The “Sit” and “Stay” commands go hand-in-hand in basic obedience training. It is recommended that your dog learn the “Sit” behavior before proceeding with “Stay.” The key aspect here is showing your pup that holding their position is more rewarding than breaking it. The rule of thumb in doing this is using high-quality treats.
- Get your dog in a sitting position by saying, “Sit!”
- When your dog responds, reward them with a treat after a few seconds.
- Repeat the procedure a few times while gradually increasing the delay of giving the treat.
- Once your dog learns to hold their position for at least 15 seconds, introduce the “Stay” command.
- Say, “Sit,” and wait for them to respond in a sitting position and then command them by saying, “Stay.” Make sure to do it with a clear and confident voice.
- Try moving away from your dog to see if they will stay in place while you’re growing the distance.
- After 15 seconds have elapsed, reward your dog with a treat every time they hold their position.
- This time, introduce the release command; begin with the “Sit” and then “Stay” commands.
- If they can hold their position after 15 seconds, release them using a hand signal or a verbal cue like “Go!” Throw a treat in the process so that your dog will get up to get the goodies.
Always reward your dog after staying in position. Teaching dogs the “Stay” command helps ensure their safety from bolting and keeps them well-behaved in front of the guests.
Teaching your dog to lie down avoids unwanted behavior like jumping up on visitors. With the “Down” command, your pet’s stomach and legs should rest flat on the ground.
With this command, you can use a soft mat or towel while training your dog. A trained dog can be ordered to lie on their bed and relax when guests visit.
- While your dog is standing, hold a treat in front of your dog’s nose to get their focus.
- Slowly move the treat down until your pup’s belly touches the floor.
- Praise your dog by saying, “good dog,” then reward them with a treat.
- Repeat the process until your dog gets the hang of it.
- Once your dog can reliably follow the steps, try it without a treat in your hand.

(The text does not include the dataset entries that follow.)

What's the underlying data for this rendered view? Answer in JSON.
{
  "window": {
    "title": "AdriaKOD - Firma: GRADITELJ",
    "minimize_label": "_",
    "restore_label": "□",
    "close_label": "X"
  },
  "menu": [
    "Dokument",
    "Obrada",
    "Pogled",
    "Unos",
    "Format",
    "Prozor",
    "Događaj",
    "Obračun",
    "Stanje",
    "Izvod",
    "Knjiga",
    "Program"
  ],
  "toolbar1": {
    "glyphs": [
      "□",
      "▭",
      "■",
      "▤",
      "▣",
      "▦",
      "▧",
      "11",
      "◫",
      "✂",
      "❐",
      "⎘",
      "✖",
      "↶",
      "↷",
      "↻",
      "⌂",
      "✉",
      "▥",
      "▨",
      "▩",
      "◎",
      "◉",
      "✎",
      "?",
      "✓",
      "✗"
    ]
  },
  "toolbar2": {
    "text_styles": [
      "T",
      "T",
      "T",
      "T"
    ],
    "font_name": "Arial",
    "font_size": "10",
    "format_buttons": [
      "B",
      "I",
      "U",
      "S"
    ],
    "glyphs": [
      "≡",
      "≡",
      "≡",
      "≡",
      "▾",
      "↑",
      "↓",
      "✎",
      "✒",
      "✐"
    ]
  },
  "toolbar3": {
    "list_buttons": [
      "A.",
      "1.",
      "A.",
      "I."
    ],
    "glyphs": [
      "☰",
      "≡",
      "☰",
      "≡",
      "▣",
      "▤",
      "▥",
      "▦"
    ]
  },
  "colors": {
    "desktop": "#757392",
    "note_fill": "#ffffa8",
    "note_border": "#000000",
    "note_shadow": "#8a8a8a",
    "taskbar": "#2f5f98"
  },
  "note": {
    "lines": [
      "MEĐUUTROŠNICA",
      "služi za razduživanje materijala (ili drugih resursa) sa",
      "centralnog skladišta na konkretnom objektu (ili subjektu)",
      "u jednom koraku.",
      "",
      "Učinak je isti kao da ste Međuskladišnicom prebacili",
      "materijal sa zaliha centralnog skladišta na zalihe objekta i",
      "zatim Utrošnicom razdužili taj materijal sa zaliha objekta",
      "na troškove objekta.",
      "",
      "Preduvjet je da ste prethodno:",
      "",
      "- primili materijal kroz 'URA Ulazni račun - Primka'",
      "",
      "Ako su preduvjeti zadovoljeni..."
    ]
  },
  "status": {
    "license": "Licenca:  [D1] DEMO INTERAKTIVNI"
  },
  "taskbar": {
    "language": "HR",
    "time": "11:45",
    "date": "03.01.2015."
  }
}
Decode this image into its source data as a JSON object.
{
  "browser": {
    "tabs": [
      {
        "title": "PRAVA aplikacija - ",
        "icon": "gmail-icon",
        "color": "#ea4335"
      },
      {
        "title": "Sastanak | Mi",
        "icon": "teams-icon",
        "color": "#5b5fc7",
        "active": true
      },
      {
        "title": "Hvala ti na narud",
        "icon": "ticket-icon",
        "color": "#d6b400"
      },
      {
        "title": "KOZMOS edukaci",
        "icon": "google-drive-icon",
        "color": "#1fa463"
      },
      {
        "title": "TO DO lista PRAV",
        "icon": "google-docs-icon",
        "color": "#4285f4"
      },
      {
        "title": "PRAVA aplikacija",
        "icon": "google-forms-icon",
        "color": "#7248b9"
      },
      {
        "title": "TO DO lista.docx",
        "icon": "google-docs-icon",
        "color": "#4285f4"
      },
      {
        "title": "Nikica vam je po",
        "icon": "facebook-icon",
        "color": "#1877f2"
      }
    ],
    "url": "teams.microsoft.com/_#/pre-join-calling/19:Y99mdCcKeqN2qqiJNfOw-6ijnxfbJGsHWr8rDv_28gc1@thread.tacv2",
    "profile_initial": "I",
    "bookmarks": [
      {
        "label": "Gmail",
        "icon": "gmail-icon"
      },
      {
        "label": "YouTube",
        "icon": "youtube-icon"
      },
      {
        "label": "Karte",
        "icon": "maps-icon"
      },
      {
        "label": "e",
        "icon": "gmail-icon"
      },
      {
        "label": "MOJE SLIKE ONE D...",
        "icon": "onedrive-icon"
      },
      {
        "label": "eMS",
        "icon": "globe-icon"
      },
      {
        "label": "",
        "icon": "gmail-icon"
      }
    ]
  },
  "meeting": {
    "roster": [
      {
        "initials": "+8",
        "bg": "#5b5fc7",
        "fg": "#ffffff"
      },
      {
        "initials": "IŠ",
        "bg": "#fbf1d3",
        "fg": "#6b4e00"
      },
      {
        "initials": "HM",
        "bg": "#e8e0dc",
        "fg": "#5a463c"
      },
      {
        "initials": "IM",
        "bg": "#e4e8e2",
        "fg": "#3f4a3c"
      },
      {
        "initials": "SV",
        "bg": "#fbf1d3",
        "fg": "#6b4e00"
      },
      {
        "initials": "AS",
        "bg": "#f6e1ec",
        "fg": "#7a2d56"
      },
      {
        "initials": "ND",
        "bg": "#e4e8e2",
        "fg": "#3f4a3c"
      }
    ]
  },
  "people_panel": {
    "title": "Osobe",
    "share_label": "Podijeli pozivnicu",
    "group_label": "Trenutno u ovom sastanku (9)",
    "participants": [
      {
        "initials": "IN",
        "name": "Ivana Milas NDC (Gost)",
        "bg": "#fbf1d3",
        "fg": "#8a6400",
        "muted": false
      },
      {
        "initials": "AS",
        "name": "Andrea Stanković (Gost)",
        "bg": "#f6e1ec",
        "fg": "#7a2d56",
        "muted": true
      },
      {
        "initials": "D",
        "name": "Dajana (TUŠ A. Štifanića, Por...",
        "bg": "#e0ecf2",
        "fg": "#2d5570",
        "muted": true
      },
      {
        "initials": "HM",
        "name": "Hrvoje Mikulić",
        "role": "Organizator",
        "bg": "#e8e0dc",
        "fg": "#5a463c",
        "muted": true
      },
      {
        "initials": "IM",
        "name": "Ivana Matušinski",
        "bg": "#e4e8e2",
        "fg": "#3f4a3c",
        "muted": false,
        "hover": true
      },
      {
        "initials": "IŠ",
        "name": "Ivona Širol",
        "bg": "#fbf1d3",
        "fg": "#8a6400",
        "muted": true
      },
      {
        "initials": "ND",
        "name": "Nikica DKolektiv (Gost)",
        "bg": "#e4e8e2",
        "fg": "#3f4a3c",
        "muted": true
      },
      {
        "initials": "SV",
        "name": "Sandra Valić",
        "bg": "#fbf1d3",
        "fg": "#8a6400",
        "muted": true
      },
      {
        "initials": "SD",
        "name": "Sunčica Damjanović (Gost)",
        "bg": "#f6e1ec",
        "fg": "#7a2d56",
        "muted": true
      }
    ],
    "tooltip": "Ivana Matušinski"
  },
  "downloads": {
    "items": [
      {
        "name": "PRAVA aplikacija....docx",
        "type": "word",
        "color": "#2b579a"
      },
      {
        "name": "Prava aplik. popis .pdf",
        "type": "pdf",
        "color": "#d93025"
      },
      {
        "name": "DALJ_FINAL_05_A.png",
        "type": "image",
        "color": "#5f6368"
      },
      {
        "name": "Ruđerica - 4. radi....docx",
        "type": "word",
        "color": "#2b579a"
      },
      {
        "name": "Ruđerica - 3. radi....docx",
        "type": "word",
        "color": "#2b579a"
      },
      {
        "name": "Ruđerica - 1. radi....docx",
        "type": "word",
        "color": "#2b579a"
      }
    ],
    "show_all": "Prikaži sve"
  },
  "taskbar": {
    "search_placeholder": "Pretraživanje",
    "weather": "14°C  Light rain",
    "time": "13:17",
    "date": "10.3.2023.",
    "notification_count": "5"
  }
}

- Make the same movement with steps 1 and 2 but now with an empty hand.
- If your dog lies down, praise them and say, “good dog.” Reward the behavior with two treats this time. This instills in them that it’s more rewarding to lie down even if they don’t see a treat in your hand.
- Once your dog constantly follows your movement with the empty hand, give the verbal cue by saying, “Down,” followed by a hand signal.
- Praise and reward your dog for good behavior.
- Repeat the exercise until your dog masters the command.
Apply the verbal commands randomly during non-training sessions to assess if your dog has learned to associate it with the “Lie Down” position.
Practicing these three basic commands before having guests over is a must. Since dogs love routine, keep a daily schedule for training your dog with these commands. You can ask your friends to help with the exercise to introduce your dog to varying scenarios.
Depending on your dog, training may take some time, but with consistency, your efforts will surely be rewarded. After all, it’s great to have a well-trained dog that can welcome guests and behave well throughout an occasion.